The proper fit and operation of the pegs is important to both the health of the instrument and the convenience of the player. A common complaint is the sticking or excessive slipping of the pegs. Humidity often plays a large part in causing this problem. If this is a consistent problem, have our shop adjust the pegs for a better fit.


Even the finest instruments in the world cannot sound their best with old or poor quality strings. Strings will usually go bad long before they ever break. Look for changes in appearance on the surface of the string, such as being able to see under the tightly wrapped top, or “dents” in the textual consistency of the string. Avoid using cheap steel strings when you have a quality stringed instrument for it can seriously compromise the quality of sound the instrument makes.

String Tuners

If your tuner has a lever under the tailpiece, guard against the lever touching the top of the instrument this can seriously bruise the wood under the tailpiece. To reduce the depression of the lever, merely turn the tuner screw to the left (counter clockwise). If you wish to use more then one tuner, consider having us install a WHITTNER tailpiece with the built-in tuners for ease of tuning.


A fresh hank of bow hair can be expected to last for 120 playing hours. This means your bow should be re-haired once every six months if you play 1/2 an hour a day, five days a week. Loosen the bow when it is not in use, and always keep fingers and polish away from the bow hair.


THE BRIDGE MUST BE KEPT IN A PERPENDICULAR POSITION. TUNING THE STRINGS TENDS TO PULL IT FORWARD. Check its position frequently. If neglected, the bridge may warp, even break. If it requires adjusting, please see our shop’s repairmen.


If the chinrest is loose or is touching the tailpiece, it may produce a buzzing sound. See our repairmen for an adjustment so that the chinrest is firmly secured.


Unless the post is fitted properly, the tone of the instrument will be disturbed. If it moves, falls, or changes shape, loosen the string tension slightly and ask our repair shop to reposition it correctly.

Periodic Inspection

An instrument demands continuous care. Players should inspect the strings, bridge, and bow at least once a week. Also, carefully look for any signs of cracks or open glue joints on the wood.

Open Edges

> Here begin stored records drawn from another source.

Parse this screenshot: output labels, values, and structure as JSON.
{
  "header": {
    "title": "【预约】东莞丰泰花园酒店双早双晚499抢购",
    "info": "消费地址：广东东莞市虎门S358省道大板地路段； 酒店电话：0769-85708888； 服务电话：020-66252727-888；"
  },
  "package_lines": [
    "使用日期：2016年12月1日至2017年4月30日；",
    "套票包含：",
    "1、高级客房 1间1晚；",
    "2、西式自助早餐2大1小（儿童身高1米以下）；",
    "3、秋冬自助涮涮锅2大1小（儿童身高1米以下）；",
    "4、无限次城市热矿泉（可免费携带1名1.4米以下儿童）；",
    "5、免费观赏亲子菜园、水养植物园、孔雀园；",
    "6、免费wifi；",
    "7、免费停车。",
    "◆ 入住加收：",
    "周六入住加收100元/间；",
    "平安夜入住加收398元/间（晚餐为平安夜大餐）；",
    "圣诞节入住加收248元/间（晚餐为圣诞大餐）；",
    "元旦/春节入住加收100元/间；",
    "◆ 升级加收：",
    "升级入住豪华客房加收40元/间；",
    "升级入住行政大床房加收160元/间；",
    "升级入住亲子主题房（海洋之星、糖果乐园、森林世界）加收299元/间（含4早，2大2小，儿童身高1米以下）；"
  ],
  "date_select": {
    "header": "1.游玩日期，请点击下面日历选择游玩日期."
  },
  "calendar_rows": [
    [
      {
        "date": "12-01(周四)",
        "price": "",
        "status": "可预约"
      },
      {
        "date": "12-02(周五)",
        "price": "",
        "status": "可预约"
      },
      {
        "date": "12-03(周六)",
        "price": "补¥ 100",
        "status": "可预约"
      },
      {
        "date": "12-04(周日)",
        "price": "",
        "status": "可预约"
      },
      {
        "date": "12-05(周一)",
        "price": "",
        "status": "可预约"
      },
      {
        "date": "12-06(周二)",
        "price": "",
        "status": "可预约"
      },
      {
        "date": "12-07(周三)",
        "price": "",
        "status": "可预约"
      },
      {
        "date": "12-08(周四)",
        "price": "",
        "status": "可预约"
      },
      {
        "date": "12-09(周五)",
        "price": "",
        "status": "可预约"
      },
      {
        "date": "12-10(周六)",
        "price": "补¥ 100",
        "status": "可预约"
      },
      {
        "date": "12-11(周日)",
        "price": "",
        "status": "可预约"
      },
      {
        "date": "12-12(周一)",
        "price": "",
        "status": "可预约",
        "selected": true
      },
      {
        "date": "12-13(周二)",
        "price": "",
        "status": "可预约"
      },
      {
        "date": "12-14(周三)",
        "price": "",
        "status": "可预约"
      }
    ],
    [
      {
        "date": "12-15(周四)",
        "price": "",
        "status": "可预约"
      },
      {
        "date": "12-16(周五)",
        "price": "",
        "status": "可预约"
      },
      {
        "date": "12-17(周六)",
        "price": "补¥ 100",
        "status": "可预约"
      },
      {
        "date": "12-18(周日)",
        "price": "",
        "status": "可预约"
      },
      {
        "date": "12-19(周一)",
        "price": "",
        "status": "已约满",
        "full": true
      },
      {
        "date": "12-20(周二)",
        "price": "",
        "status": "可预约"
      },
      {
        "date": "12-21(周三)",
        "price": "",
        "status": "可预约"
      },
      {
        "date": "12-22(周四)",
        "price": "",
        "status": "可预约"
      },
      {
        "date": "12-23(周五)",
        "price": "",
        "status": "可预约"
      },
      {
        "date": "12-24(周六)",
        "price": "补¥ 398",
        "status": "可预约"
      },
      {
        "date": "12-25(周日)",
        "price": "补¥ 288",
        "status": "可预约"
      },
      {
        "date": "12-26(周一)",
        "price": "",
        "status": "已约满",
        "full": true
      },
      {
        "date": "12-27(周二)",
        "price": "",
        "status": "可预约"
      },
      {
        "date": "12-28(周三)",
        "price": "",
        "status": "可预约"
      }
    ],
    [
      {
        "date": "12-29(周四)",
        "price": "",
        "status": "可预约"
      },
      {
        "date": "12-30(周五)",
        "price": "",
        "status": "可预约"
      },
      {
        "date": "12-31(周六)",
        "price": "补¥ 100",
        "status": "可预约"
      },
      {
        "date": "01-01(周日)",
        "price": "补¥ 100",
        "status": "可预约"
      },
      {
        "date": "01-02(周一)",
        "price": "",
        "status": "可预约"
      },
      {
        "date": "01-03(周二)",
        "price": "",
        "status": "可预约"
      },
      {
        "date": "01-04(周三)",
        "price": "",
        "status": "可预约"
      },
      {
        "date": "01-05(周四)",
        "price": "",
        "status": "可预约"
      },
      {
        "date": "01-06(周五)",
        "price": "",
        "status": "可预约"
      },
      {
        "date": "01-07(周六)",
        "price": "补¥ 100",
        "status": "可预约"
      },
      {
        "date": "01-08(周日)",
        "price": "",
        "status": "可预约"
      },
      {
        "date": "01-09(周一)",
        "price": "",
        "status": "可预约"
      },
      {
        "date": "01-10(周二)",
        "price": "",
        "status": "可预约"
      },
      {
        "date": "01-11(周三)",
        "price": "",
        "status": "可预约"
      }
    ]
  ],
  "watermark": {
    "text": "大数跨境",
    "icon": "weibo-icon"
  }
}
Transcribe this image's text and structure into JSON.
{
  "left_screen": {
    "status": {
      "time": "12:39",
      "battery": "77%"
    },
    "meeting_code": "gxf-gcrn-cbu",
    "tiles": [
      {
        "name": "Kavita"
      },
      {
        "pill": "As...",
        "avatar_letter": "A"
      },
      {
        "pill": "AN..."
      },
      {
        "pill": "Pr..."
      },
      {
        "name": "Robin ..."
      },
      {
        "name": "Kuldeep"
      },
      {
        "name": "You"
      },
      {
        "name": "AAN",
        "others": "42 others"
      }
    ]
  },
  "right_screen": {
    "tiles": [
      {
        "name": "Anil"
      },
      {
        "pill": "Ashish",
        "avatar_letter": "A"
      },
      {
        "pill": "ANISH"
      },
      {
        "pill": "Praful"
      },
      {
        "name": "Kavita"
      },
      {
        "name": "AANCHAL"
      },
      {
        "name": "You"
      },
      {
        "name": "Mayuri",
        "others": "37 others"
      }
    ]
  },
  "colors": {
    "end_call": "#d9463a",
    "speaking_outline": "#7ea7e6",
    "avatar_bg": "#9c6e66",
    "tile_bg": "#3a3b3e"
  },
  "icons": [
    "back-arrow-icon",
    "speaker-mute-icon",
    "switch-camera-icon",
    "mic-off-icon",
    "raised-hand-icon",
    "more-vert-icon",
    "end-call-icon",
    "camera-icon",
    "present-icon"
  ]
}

Check your instrument regularly to note whether the top or back has become unglued from the ribs at any point. If so, do not neglect this; see our repairmen as quickly as possible. The longer this is unattended to the worse the situation becomes for the instrument. Check periodically for cracks that may develop, especially during cold, dry weather. Keep all polishes away from open cracks, and bring the instrument to our shop so that the cracks will be glued as quickly as possible.